There are Google places address verification issues when it comes to commercial addresses. When you first sign up directly with Google places for commercial addresses, Google sends a post card to that address to help verify that the address is valid.

However there are a number of commercial addresses that don’t have NZ Post service. If you don’t have a letter box and for many commercial addresses, NZ Post will not deliver street addressed mail to that address.

With so little street addressed mail these days, the client does not necessarily know whether they get street addressed mail either.

How can you find out what addresses are valid?

You can use the NZ Post postcode finder. If you are able to find the address listed on the tool, then there will be street address postage for that address.

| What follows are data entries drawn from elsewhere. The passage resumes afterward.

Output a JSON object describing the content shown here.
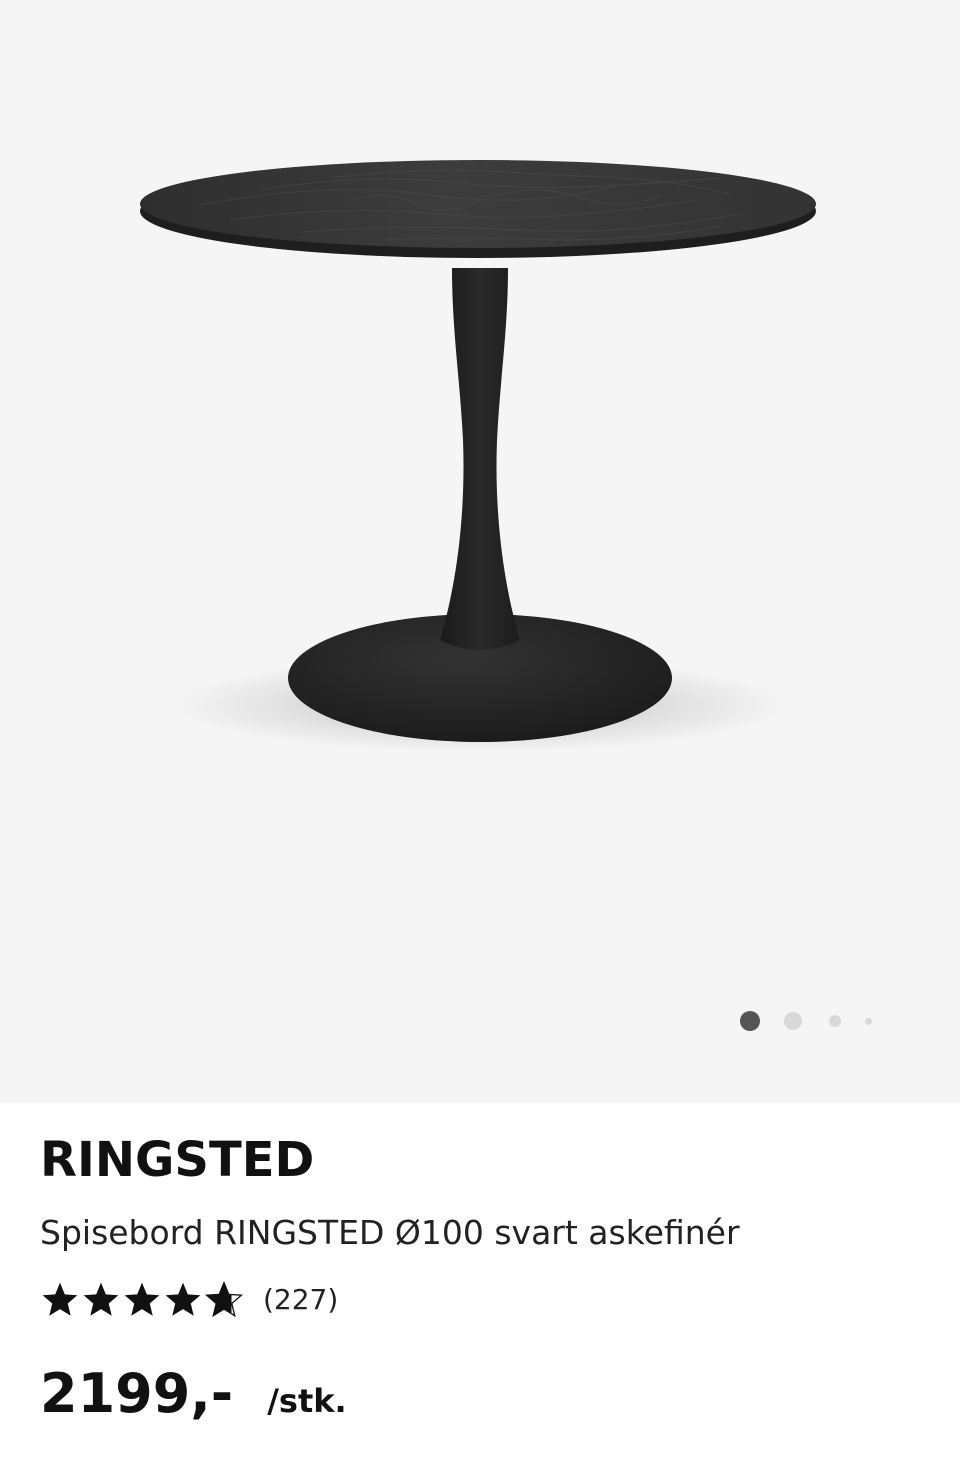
{
  "gallery": {
    "image_alt": "Spisebord RINGSTED Ø100 svart askefinér",
    "active_index": 1,
    "total_images": 4,
    "colors": {
      "background": "#f5f5f5",
      "table": "#2b2b2b",
      "dot_active": "#555555",
      "dot_inactive": "#d8d8d8"
    }
  },
  "product": {
    "name": "RINGSTED",
    "description": "Spisebord RINGSTED Ø100 svart askefinér",
    "rating": {
      "value": 4.5,
      "max": 5,
      "icon": "star-icon",
      "count_label": "(227)"
    },
    "price": "2199,-",
    "unit": "/stk."
  }
}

There are bound to be exceptions, but the above was the advice I received from the live help facility on NZ Post 23 Jan 2012.

A work around for non street delivery addresses

If your client’s commercial street address does not have postal delivery, all is not lost.

You are able to create a listing without verifying the street address, and the details from there get propagated into Google places. You can then verify the Google places listing via phone as at the time you “claim” the listing as business owner rather than having to use the postcard verification method.

This however has created a loophole. Some businesses state they have say a fictitious Queen Street Auckland, or other address that gives them favourable Google places listings, use that address in Finda, and so get favourable Google places listings for street addresses that they are not present at.

Serviced Offices

What I consider a valid workaround is using the a serviced office facility. You can purchase the right to have a reception area, phone number, and mail forwarder, and so use that address for Google places purposes. You might use their conference room facilities occasionally when you have clients in that area.

Google places verification certainly creates some issues, but none of which can’t be worked around.